Emma Rawson-Te Patu first indigenous person to take top global health job

updated By James Perry

Public health advocate and researcher Emma Rawson-Te Patu has been elected vice-president of the World Federation of Public Health Associations (WFPHA).

The two-year term will be automatically followed by a two-year stint as president. WFPHA is a global entity with more than 100 member organisations representing five million academics, researchers, physicians and health promoters.

The Ngāti Ranginui, Ngāi Te Rangi, Raukawa and Ngāti Hauā uri is excited by the opportunity to lead the federation, and advance indigenous voices on the world stage.

"I'm really excited about being able to support international associations to understand the place of indigenous people and the incredible mātauranga that we bring to public health.

"The way we live is public health. I know many of my colleagues and people before me have been advocating for our knowledge for a long time. I'm hoping that this is another step to bring us closer to the place where our knowledge is valued," she told teaomaori.news

A quick glance through the WFPHA annual report for the year 2021-2022 by teaomāori.news found no mention of indigenous health. Rawson-Te Patu says as Māori, she also has an "incredible opportunity" to exercise tino rangatiratanga for all indigenous people around the world.

'Saying what needs to be said'

"We are indigenous people in a first-world nation, which is quite different from being indigenous in a third-world country.

"We can go out there and say what needs to be said about the need to actually address inequities. We are not afraid of losing our lives if we say something in the public sphere, where other indigenous peoples are.

"That in itself sends chills to my spine."

Her appointment is timely, with the Māori Health Authority due to begin in August. Rawson-Te Patu says she would welcome the chance to speak to the MHA and the Ministry of Health about how they work mutually to advocate for Māori health, and by extension global indigenous health.

"There are gains both ways with this position. I think it is important for there to be a connection there."

WFPHA has already shown signs of adopting and hearing indigenous voices. Rawson-Te Patu is the co-vice chair of the Indigenous working group as well as a member of the Public Health Association of New Zealand.
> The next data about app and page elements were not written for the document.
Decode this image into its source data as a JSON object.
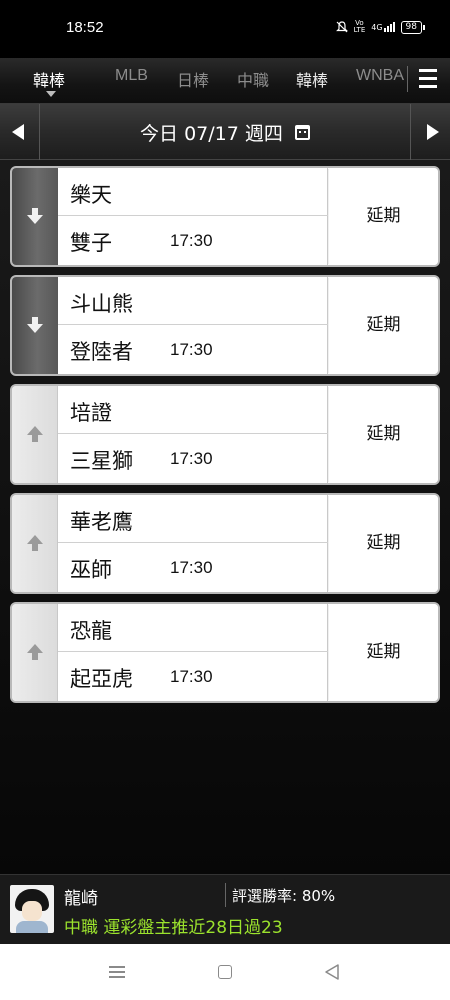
{
  "status_bar": {
    "time": "18:52",
    "icons": [
      "mute-icon",
      "volte-icon",
      "4g-signal-icon",
      "battery-icon"
    ],
    "network": "4G",
    "battery": "98"
  },
  "league_tabs": [
    {
      "label": "韓棒",
      "active": true
    },
    {
      "label": "MLB",
      "active": false
    },
    {
      "label": "日棒",
      "active": false
    },
    {
      "label": "中職",
      "active": false
    },
    {
      "label": "韓棒",
      "active": false
    },
    {
      "label": "WNBA",
      "active": false
    }
  ],
  "date_bar": {
    "date": "今日 07/17 週四",
    "prev_icon": "left-triangle-icon",
    "next_icon": "right-triangle-icon",
    "calendar_icon": "calendar-icon"
  },
  "games": [
    {
      "team_top": "樂天",
      "team_bottom": "雙子",
      "time": "17:30",
      "status": "延期",
      "arrow": "down"
    },
    {
      "team_top": "斗山熊",
      "team_bottom": "登陸者",
      "time": "17:30",
      "status": "延期",
      "arrow": "down"
    },
    {
      "team_top": "培證",
      "team_bottom": "三星獅",
      "time": "17:30",
      "status": "延期",
      "arrow": "up"
    },
    {
      "team_top": "華老鷹",
      "team_bottom": "巫師",
      "time": "17:30",
      "status": "延期",
      "arrow": "up"
    },
    {
      "team_top": "恐龍",
      "team_bottom": "起亞虎",
      "time": "17:30",
      "status": "延期",
      "arrow": "up"
    }
  ],
  "banner": {
    "user": "龍崎",
    "win_rate": "評選勝率: 80%",
    "promo": "中職 運彩盤主推近28日過23",
    "promo_color": "#9be22d"
  },
  "nav": {
    "icons": [
      "recent-apps-icon",
      "home-icon",
      "back-icon"
    ]
  }
}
At the general assembly held overnight at the WFPHA headquarters in Geneva, Switzerland, Rawson-Te Patu's husband, Adrian completed his second term on the governing council, the first indigenous person to hold that position.